But this is not 1979.  Things have changed.  Milk isn’t  $1.62 a gallon and a stamp isn’t 15 cents.  Just as I can’t get away with wearing my bell-bottoms and wearing my hair in an Afro, we cannot run the school exactly the way it was then. What we can do, however, is stay true to Ned’s vision; we can ask ourselves, WWNT.

With our commitment to community service, co-curricular activities, Monday school cleanings and community dinners, we are holding true to what has made our school a unique and special place that has educated young men struggling in the academic mainstream for over 35 years now.  We doggedly hold onto these principals because they define us, and more importantly, they work.  Young men who spend time up here still get the support, academic rigor and care which Ned envisioned.

Like Ned did back in 1979, we continue to think outside the box and try new things.  For example, academically we utilize technology that was unheard of even a few years ago and will soon be working in conjunction with Boothbay Region High School to offer full college courses.  On the non-academic side, we are now lining up internships and work opportunities for the guys where college isn’t in their immediate future, and we can now have our guys fully participate in all of the extra-curricular activities offered at BRHS, including interscholastic sports  Some would say we are changing too much, but I’d like to think Ned would have been pretty excited that we are doing all of this and still deliver a first class  education up at his little school.

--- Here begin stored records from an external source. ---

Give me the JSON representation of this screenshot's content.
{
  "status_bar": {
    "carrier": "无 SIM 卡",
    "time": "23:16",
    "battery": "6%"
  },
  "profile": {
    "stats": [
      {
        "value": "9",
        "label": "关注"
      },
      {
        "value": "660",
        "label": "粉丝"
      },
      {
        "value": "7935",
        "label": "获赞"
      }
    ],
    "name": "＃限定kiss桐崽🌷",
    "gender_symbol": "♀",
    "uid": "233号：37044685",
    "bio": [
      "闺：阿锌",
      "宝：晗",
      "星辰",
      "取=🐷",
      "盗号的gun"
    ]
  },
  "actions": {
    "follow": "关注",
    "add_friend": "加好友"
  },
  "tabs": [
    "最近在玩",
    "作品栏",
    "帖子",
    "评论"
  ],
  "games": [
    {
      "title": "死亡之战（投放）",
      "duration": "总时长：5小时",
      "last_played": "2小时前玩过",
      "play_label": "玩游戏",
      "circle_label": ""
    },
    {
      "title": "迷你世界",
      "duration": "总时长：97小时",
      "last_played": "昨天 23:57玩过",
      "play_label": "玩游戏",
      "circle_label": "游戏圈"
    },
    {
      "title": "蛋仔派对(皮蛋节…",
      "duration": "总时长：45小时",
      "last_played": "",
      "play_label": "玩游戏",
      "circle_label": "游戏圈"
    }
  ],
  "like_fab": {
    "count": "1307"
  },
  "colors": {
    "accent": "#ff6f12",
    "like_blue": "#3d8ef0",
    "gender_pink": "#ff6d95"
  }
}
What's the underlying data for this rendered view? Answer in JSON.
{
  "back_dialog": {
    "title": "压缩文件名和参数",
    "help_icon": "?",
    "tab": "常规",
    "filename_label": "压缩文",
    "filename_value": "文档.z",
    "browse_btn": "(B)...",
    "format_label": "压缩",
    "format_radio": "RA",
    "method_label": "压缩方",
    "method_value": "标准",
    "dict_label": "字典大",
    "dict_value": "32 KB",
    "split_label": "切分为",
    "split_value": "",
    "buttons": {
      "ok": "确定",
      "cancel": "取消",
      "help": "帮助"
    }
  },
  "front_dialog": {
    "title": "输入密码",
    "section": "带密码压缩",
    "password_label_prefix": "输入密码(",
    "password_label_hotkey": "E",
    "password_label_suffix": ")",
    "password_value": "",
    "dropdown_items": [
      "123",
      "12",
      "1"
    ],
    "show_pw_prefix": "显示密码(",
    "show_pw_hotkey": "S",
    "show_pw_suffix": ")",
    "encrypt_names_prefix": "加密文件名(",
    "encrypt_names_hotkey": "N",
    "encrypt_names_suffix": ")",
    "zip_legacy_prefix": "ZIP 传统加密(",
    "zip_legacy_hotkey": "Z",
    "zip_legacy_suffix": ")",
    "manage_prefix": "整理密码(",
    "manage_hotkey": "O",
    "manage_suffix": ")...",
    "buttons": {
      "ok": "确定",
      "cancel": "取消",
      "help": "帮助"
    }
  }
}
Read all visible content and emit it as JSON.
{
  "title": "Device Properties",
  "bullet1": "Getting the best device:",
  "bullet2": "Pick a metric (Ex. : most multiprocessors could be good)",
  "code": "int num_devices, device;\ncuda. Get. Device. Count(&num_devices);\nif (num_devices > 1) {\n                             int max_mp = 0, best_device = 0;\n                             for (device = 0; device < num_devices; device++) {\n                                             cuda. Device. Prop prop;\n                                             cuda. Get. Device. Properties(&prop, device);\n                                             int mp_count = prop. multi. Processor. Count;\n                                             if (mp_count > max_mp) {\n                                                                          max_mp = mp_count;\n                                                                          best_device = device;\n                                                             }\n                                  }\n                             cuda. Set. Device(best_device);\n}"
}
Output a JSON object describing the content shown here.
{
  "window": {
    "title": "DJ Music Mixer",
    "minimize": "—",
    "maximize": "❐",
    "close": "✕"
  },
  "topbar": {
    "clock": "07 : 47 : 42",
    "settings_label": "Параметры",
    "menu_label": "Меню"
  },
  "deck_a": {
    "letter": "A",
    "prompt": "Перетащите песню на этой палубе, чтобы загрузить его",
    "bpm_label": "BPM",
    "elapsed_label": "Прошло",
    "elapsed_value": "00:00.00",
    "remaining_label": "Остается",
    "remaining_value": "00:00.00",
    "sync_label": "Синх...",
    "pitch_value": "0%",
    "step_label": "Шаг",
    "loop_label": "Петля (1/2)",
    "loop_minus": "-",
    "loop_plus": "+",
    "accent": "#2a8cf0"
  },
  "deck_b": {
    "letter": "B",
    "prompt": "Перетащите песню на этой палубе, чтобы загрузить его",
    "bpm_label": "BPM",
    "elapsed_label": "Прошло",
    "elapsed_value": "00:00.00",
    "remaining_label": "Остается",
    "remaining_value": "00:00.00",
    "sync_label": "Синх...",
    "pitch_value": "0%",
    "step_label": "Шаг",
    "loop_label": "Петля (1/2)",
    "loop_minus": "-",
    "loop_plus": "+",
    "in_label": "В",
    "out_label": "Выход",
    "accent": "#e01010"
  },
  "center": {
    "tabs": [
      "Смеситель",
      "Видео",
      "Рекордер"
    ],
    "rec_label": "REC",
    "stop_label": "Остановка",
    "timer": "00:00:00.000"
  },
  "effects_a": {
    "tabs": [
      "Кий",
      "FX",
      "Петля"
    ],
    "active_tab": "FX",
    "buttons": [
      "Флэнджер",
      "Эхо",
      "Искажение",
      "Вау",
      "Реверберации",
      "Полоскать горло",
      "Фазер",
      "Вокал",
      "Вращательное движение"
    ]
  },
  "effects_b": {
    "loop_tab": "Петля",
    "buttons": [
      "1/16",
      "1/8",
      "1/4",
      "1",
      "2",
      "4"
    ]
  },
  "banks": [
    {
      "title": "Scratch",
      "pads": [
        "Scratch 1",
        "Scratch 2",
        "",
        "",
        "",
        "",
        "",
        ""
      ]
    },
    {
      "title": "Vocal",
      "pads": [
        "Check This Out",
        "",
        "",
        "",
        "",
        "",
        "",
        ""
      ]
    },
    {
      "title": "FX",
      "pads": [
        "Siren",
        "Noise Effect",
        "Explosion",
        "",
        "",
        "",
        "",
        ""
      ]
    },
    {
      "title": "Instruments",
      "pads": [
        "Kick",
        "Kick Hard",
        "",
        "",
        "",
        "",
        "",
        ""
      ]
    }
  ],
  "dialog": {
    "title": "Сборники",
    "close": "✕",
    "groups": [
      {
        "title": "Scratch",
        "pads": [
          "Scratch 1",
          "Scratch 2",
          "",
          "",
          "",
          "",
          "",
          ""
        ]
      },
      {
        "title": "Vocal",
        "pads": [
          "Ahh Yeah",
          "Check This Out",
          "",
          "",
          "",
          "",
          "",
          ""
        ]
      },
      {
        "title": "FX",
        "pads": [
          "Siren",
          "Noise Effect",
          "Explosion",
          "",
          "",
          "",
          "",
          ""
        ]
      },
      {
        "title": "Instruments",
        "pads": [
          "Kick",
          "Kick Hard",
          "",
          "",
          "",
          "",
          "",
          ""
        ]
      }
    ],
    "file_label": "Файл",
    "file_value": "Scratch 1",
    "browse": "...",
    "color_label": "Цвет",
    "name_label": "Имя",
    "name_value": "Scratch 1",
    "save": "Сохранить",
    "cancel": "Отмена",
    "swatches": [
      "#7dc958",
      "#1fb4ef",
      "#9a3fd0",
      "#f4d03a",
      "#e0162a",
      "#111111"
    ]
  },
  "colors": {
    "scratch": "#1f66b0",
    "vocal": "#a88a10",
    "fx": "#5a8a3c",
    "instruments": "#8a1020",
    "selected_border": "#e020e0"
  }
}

Yes, Ned would be upset that dinner is no longer at 7:30, and that we no longer have a formal dinner Sunday night.  But I know he’d be happy that we now gather as a community every morning to talk about what’s coming up today, and to share any concerns any of us may have. 

So, what would Ned think?  I think he’d be proud of where Deck House is today.  I think he’d love the classes we’re teaching, I think he’d be mad he would be banished to smoking his pipe only in his office, and I think he’d want us to keep going, to keep tinkering and to keep teaching.  I think he’d love playing backgammon with the guys, and telling them stories; all the while teaching both the boys and himself.   Most of all, however, I think he’d be upset that I spent this much time talking about him!